F. Hayek, Planning should serve competition

The idea of complete centralisation of the direction of economic activity still appalls most people, not only because of the stupendous difficulty of the task, but even more because of the horror inspired by the idea of everything being directed from a single centre.

If we are nevertheless rapidly moving towards such a state this is largely because most people still believe that it must be possible to find some Middle Way between “atomistic” competition and central direction.

Nothing indeed seems at first more plausible, or is more likely to appeal to reasonable people, than the idea that our goal must be neither the extreme decentralisation of free competition, nor the complete centralisation of a single plan, but some judicious mixture of the two methods. Yet mere common sense proves a treacherous guide in this field.

Although competition can bear some admixture of regulation, it cannot be combined with planning to any extent we like without ceasing to operate as an effective guide to production.

Nor is “planning” a medicine which, taken in small doses, can produce the effects for which one might hope from its thoroughgoing application. Both competition and central direction become poor and inefficient tools if they are incomplete; they are alternative principles used to solve the same problem, and a mixture of the two means that neither will really work and that the result will be worse than if either system had been consistently relied upon. Or, to express it differently, planning and competition can be combined only by planning for competition, but not by planning against competition.

It is of the utmost importance to the argument of this book for the reader to keep in mind that the planning against which all our criticism is directed is solely the planning against competition-the planning which is to be substituted for competition.

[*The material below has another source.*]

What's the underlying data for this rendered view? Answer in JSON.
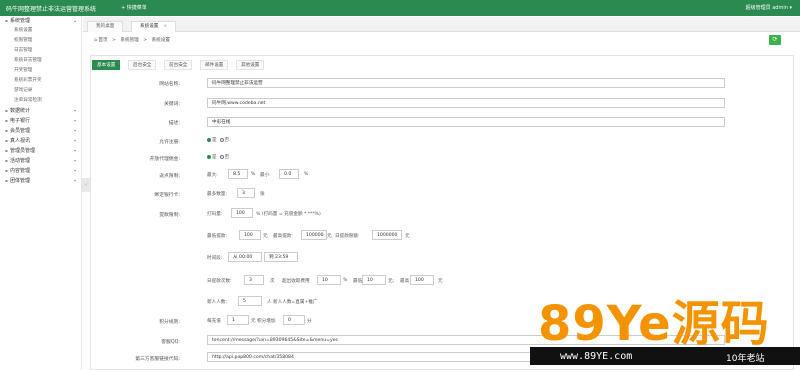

This is the more important as we cannot, within the scope of this book, enter into a discussion of the very necessary planning which is required to make competition as effective and beneficial as possible. But as in current usage “planning” has become almost synonymous with the former kind of planning, it will sometimes be inevitable for the sake of brevity to refer to it simply as planning, even though this means leaving to our opponents a very good word meriting a better fate.